══ Records for this exercise

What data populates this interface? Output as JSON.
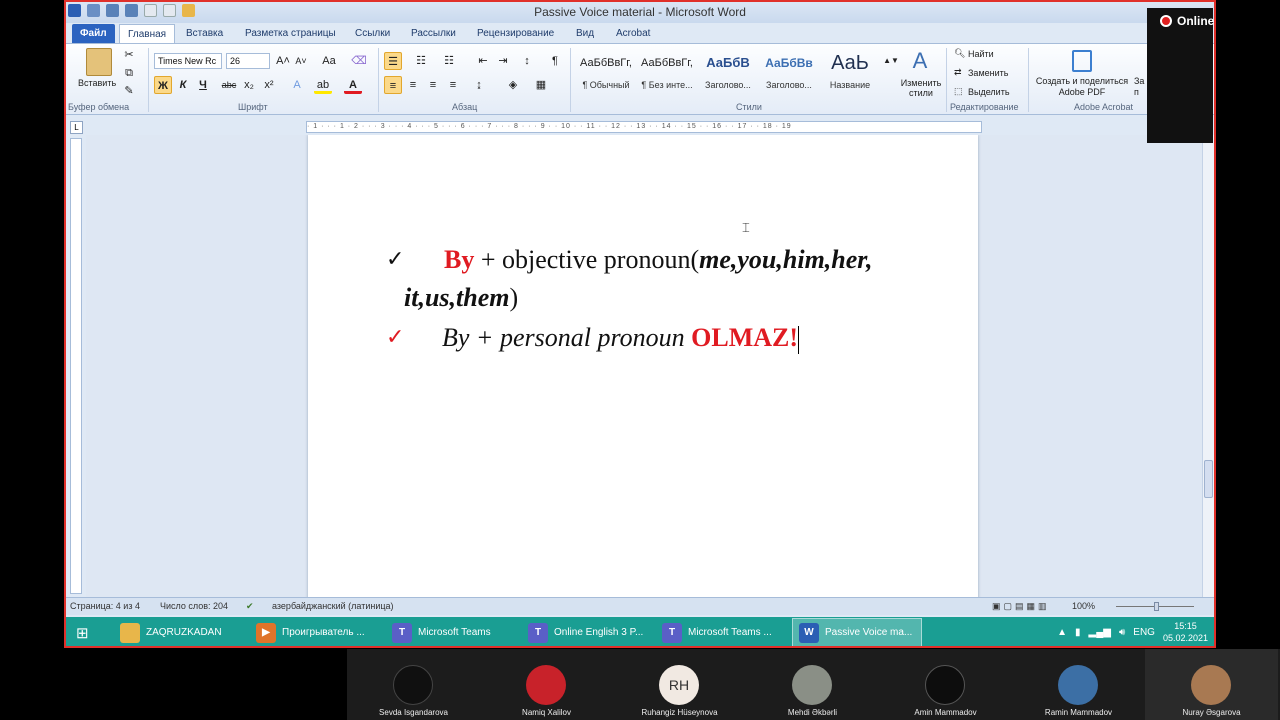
{
  "window": {
    "title": "Passive Voice  material  -  Microsoft Word"
  },
  "tabs": [
    "Файл",
    "Главная",
    "Вставка",
    "Разметка страницы",
    "Ссылки",
    "Рассылки",
    "Рецензирование",
    "Вид",
    "Acrobat"
  ],
  "ribbon": {
    "clipboard": {
      "paste_label": "Вставить",
      "group": "Буфер обмена"
    },
    "font": {
      "family": "Times New Rc",
      "size": "26",
      "group": "Шрифт",
      "bold": "Ж",
      "italic": "К",
      "underline": "Ч",
      "strike": "abc",
      "sub": "x₂",
      "sup": "x²"
    },
    "paragraph": {
      "group": "Абзац"
    },
    "styles": {
      "group": "Стили",
      "items": [
        {
          "sample": "АаБбВвГг,",
          "name": "¶ Обычный"
        },
        {
          "sample": "АаБбВвГг,",
          "name": "¶ Без инте..."
        },
        {
          "sample": "АаБбВ",
          "name": "Заголово..."
        },
        {
          "sample": "АаБбВв",
          "name": "Заголово..."
        },
        {
          "sample": "АаЬ",
          "name": "Название"
        }
      ],
      "change_label": "Изменить стили"
    },
    "editing": {
      "group": "Редактирование",
      "find": "Найти",
      "replace": "Заменить",
      "select": "Выделить"
    },
    "acrobat": {
      "group": "Adobe Acrobat",
      "create_label": "Создать и поделиться Adobe PDF",
      "extra": "За п"
    }
  },
  "document": {
    "line1_by": "By",
    "line1_rest": " + objective pronoun(",
    "line1_pronouns": "me,you,him,her,",
    "line2_pronouns": "it,us,them",
    "line2_close": ")",
    "line3_by": "By",
    "line3_rest": " + personal pronoun ",
    "line3_olmaz": "OLMAZ!"
  },
  "status": {
    "page": "Страница: 4 из 4",
    "words": "Число слов: 204",
    "language": "азербайджанский (латиница)",
    "zoom": "100%"
  },
  "taskbar": {
    "items": [
      {
        "label": "ZAQRUZKADAN",
        "icon": "folder-icon",
        "color": "#e8b64a"
      },
      {
        "label": "Проигрыватель ...",
        "icon": "media-player-icon",
        "color": "#e0742a"
      },
      {
        "label": "Microsoft Teams",
        "icon": "teams-icon",
        "color": "#5a5fc7"
      },
      {
        "label": "Online English 3 P...",
        "icon": "teams-icon",
        "color": "#5a5fc7"
      },
      {
        "label": "Microsoft Teams ...",
        "icon": "teams-icon",
        "color": "#5a5fc7"
      },
      {
        "label": "Passive Voice  ma...",
        "icon": "word-icon",
        "color": "#2b5fb4"
      }
    ],
    "lang": "ENG",
    "time": "15:15",
    "date": "05.02.2021"
  },
  "recording": {
    "label": "Online"
  },
  "participants": [
    {
      "name": "Sevda Isgandarova",
      "initials": "",
      "bg": "#101010"
    },
    {
      "name": "Namiq Xalilov",
      "initials": "",
      "bg": "#c8222a"
    },
    {
      "name": "Ruhangiz Hüseynova",
      "initials": "RH",
      "bg": "#f1e9e2"
    },
    {
      "name": "Mehdi Əkbərli",
      "initials": "",
      "bg": "#8a8f86"
    },
    {
      "name": "Amin Mammadov",
      "initials": "",
      "bg": "#0d0d0d"
    },
    {
      "name": "Ramin Mammadov",
      "initials": "",
      "bg": "#3c6fa5"
    },
    {
      "name": "Nuray Əsgarova",
      "initials": "",
      "bg": "#a87952"
    }
  ]
}
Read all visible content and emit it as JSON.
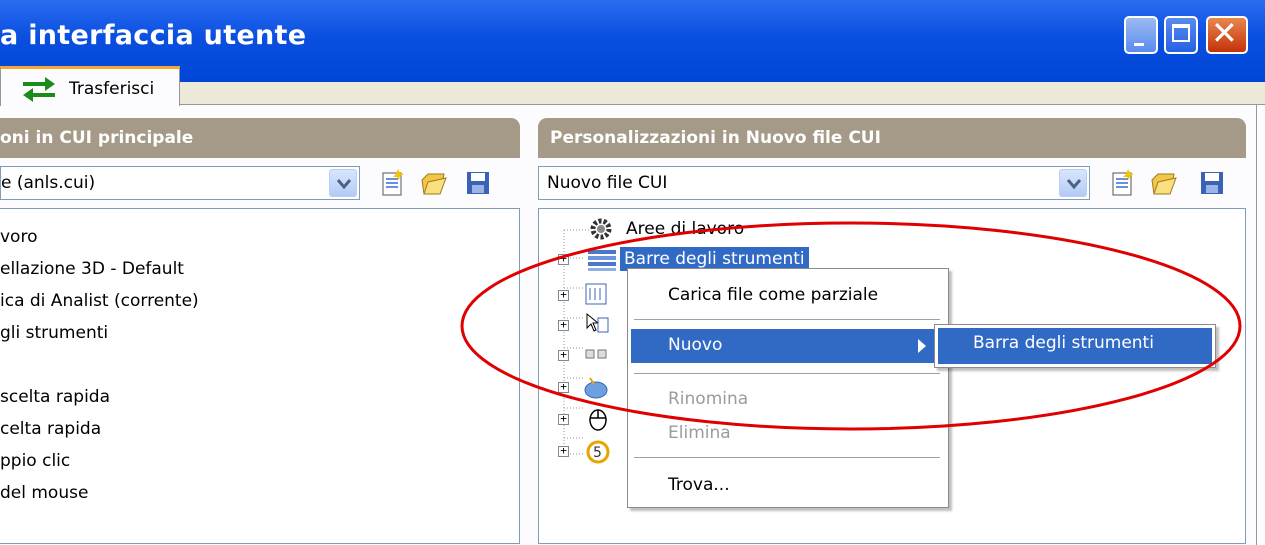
{
  "window": {
    "title": "a interfaccia utente",
    "controls": {
      "minimize": "minimize",
      "maximize": "maximize",
      "close": "close"
    }
  },
  "tabs": [
    {
      "label": "Trasferisci",
      "icon": "transfer-arrows-icon"
    }
  ],
  "left_panel": {
    "header": "oni in CUI principale",
    "combo_value": "e (anls.cui)",
    "items": [
      "voro",
      "ellazione 3D - Default",
      "ica di Analist (corrente)",
      "gli strumenti",
      "",
      "scelta rapida",
      "celta rapida",
      "ppio clic",
      "del mouse"
    ]
  },
  "right_panel": {
    "header": "Personalizzazioni in Nuovo file CUI",
    "combo_value": "Nuovo file CUI",
    "tree": {
      "root": "Aree di lavoro",
      "selected": "Barre degli strumenti"
    }
  },
  "context_menu": {
    "items": {
      "load_partial": "Carica file come parziale",
      "new": "Nuovo",
      "rename": "Rinomina",
      "delete": "Elimina",
      "find": "Trova..."
    },
    "submenu": {
      "new_toolbar": "Barra degli strumenti"
    }
  },
  "colors": {
    "titlebar": "#0a4fe0",
    "selection": "#316ac5",
    "panel_header": "#a59a87",
    "annotation_ellipse": "#e00000",
    "tab_accent": "#f3a536"
  }
}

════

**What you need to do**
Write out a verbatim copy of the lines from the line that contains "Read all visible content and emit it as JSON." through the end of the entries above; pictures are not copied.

**Task output**
Read all visible content and emit it as JSON.
{
  "window": {
    "title": "a interfaccia utente",
    "controls": {
      "minimize": "minimize",
      "maximize": "maximize",
      "close": "close"
    }
  },
  "tabs": [
    {
      "label": "Trasferisci",
      "icon": "transfer-arrows-icon"
    }
  ],
  "left_panel": {
    "header": "oni in CUI principale",
    "combo_value": "e (anls.cui)",
    "items": [
      "voro",
      "ellazione 3D - Default",
      "ica di Analist (corrente)",
      "gli strumenti",
      "",
      "scelta rapida",
      "celta rapida",
      "ppio clic",
      "del mouse"
    ]
  },
  "right_panel": {
    "header": "Personalizzazioni in Nuovo file CUI",
    "combo_value": "Nuovo file CUI",
    "tree": {
      "root": "Aree di lavoro",
      "selected": "Barre degli strumenti"
    }
  },
  "context_menu": {
    "items": {
      "load_partial": "Carica file come parziale",
      "new": "Nuovo",
      "rename": "Rinomina",
      "delete": "Elimina",
      "find": "Trova..."
    },
    "submenu": {
      "new_toolbar": "Barra degli strumenti"
    }
  },
  "colors": {
    "titlebar": "#0a4fe0",
    "selection": "#316ac5",
    "panel_header": "#a59a87",
    "annotation_ellipse": "#e00000",
    "tab_accent": "#f3a536"
  }
}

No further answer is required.